Supplied data: Begin

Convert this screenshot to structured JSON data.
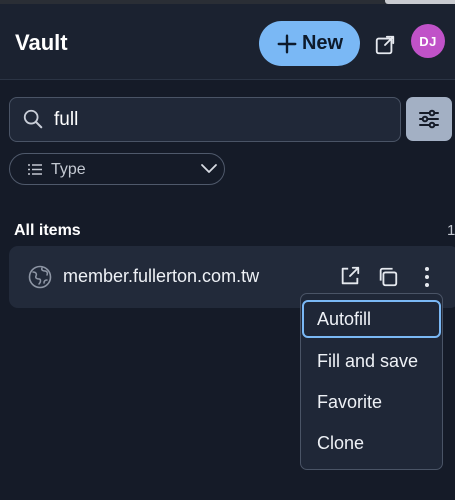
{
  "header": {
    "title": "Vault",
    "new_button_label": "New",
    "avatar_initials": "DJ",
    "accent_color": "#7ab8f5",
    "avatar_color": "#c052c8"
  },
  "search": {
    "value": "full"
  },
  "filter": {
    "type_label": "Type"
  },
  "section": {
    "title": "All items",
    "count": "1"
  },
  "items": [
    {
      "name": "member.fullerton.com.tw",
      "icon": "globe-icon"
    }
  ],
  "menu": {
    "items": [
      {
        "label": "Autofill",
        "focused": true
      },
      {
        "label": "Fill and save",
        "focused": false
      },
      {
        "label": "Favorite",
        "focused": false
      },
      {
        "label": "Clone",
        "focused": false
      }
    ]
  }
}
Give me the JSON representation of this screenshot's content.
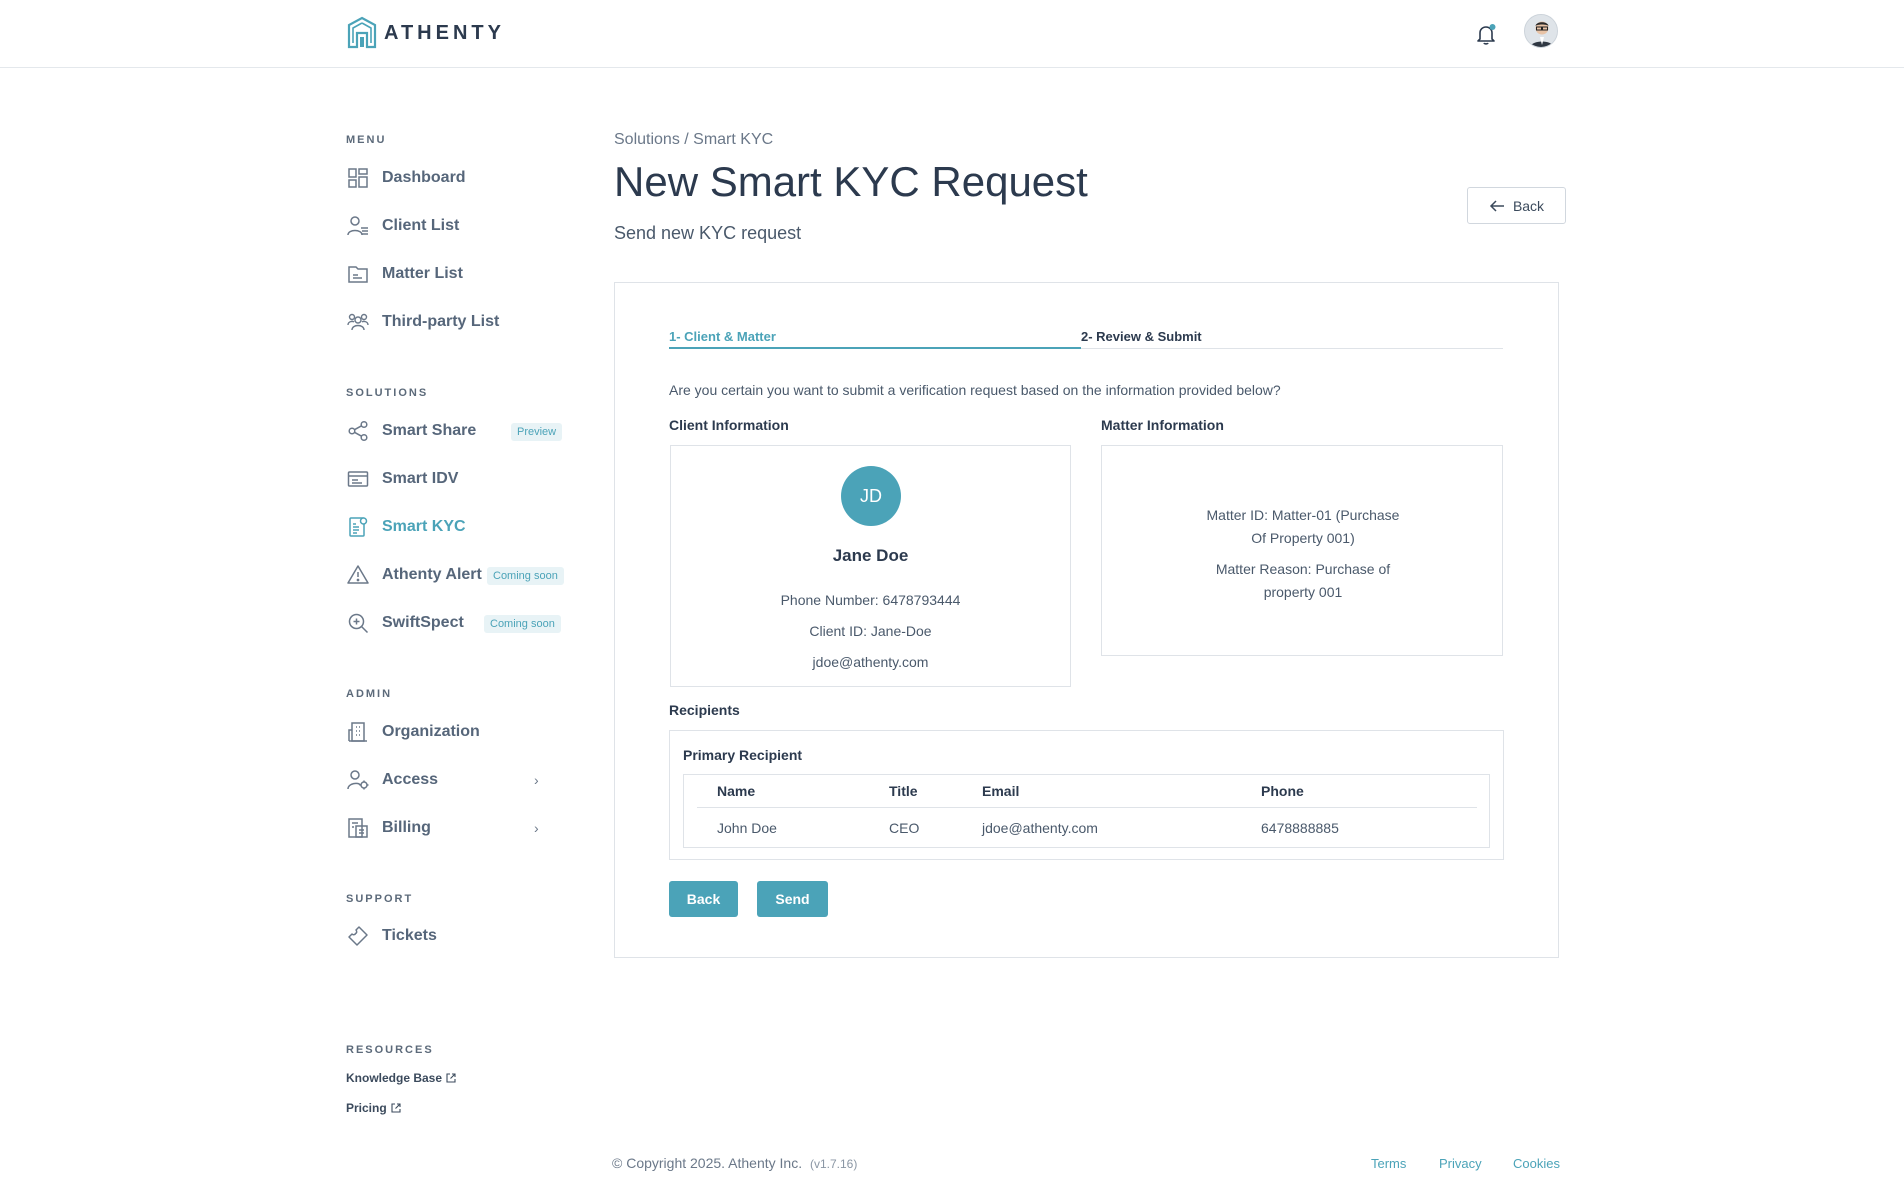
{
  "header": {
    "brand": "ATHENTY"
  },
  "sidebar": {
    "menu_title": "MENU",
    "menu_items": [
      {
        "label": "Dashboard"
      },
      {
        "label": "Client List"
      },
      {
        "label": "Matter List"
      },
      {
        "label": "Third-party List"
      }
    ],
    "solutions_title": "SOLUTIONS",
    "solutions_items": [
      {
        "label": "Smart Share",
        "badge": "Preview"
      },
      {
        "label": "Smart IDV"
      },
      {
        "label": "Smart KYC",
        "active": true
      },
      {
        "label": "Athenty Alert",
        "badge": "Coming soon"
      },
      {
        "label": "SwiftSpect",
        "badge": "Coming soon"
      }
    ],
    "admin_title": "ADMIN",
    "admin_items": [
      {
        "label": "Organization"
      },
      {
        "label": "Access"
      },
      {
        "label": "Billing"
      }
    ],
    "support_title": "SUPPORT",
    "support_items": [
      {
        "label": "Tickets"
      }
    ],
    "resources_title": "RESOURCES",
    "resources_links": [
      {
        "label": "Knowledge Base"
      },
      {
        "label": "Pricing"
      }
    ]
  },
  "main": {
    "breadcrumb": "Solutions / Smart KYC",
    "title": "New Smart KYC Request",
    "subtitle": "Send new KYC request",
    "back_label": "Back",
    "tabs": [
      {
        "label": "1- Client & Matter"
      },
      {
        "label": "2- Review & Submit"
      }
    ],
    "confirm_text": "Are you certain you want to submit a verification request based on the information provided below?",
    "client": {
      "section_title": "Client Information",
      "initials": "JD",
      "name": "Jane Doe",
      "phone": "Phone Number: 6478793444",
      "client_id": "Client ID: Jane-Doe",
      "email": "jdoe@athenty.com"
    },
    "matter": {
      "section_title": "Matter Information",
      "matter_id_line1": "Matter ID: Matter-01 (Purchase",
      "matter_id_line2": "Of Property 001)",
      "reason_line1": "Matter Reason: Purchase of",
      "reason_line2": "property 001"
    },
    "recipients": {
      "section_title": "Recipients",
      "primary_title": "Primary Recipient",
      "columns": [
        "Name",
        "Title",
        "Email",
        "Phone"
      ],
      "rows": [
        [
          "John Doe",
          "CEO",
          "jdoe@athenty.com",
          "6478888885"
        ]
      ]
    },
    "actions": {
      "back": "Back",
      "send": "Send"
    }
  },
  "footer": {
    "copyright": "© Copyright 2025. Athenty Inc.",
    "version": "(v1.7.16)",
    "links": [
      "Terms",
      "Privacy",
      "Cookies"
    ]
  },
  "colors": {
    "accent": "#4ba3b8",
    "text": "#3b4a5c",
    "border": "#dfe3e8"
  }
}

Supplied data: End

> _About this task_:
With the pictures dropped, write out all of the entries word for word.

> _Result for this task_:
Convert this screenshot to structured JSON data.
{
  "header": {
    "title": "Vault",
    "new_button_label": "New",
    "avatar_initials": "DJ",
    "accent_color": "#7ab8f5",
    "avatar_color": "#c052c8"
  },
  "search": {
    "value": "full"
  },
  "filter": {
    "type_label": "Type"
  },
  "section": {
    "title": "All items",
    "count": "1"
  },
  "items": [
    {
      "name": "member.fullerton.com.tw",
      "icon": "globe-icon"
    }
  ],
  "menu": {
    "items": [
      {
        "label": "Autofill",
        "focused": true
      },
      {
        "label": "Fill and save",
        "focused": false
      },
      {
        "label": "Favorite",
        "focused": false
      },
      {
        "label": "Clone",
        "focused": false
      }
    ]
  }
}
Give me the JSON representation of this screenshot's content.
{
  "header": {
    "brand": "ATHENTY"
  },
  "sidebar": {
    "menu_title": "MENU",
    "menu_items": [
      {
        "label": "Dashboard"
      },
      {
        "label": "Client List"
      },
      {
        "label": "Matter List"
      },
      {
        "label": "Third-party List"
      }
    ],
    "solutions_title": "SOLUTIONS",
    "solutions_items": [
      {
        "label": "Smart Share",
        "badge": "Preview"
      },
      {
        "label": "Smart IDV"
      },
      {
        "label": "Smart KYC",
        "active": true
      },
      {
        "label": "Athenty Alert",
        "badge": "Coming soon"
      },
      {
        "label": "SwiftSpect",
        "badge": "Coming soon"
      }
    ],
    "admin_title": "ADMIN",
    "admin_items": [
      {
        "label": "Organization"
      },
      {
        "label": "Access"
      },
      {
        "label": "Billing"
      }
    ],
    "support_title": "SUPPORT",
    "support_items": [
      {
        "label": "Tickets"
      }
    ],
    "resources_title": "RESOURCES",
    "resources_links": [
      {
        "label": "Knowledge Base"
      },
      {
        "label": "Pricing"
      }
    ]
  },
  "main": {
    "breadcrumb": "Solutions / Smart KYC",
    "title": "New Smart KYC Request",
    "subtitle": "Send new KYC request",
    "back_label": "Back",
    "tabs": [
      {
        "label": "1- Client & Matter"
      },
      {
        "label": "2- Review & Submit"
      }
    ],
    "confirm_text": "Are you certain you want to submit a verification request based on the information provided below?",
    "client": {
      "section_title": "Client Information",
      "initials": "JD",
      "name": "Jane Doe",
      "phone": "Phone Number: 6478793444",
      "client_id": "Client ID: Jane-Doe",
      "email": "jdoe@athenty.com"
    },
    "matter": {
      "section_title": "Matter Information",
      "matter_id_line1": "Matter ID: Matter-01 (Purchase",
      "matter_id_line2": "Of Property 001)",
      "reason_line1": "Matter Reason: Purchase of",
      "reason_line2": "property 001"
    },
    "recipients": {
      "section_title": "Recipients",
      "primary_title": "Primary Recipient",
      "columns": [
        "Name",
        "Title",
        "Email",
        "Phone"
      ],
      "rows": [
        [
          "John Doe",
          "CEO",
          "jdoe@athenty.com",
          "6478888885"
        ]
      ]
    },
    "actions": {
      "back": "Back",
      "send": "Send"
    }
  },
  "footer": {
    "copyright": "© Copyright 2025. Athenty Inc.",
    "version": "(v1.7.16)",
    "links": [
      "Terms",
      "Privacy",
      "Cookies"
    ]
  },
  "colors": {
    "accent": "#4ba3b8",
    "text": "#3b4a5c",
    "border": "#dfe3e8"
  }
}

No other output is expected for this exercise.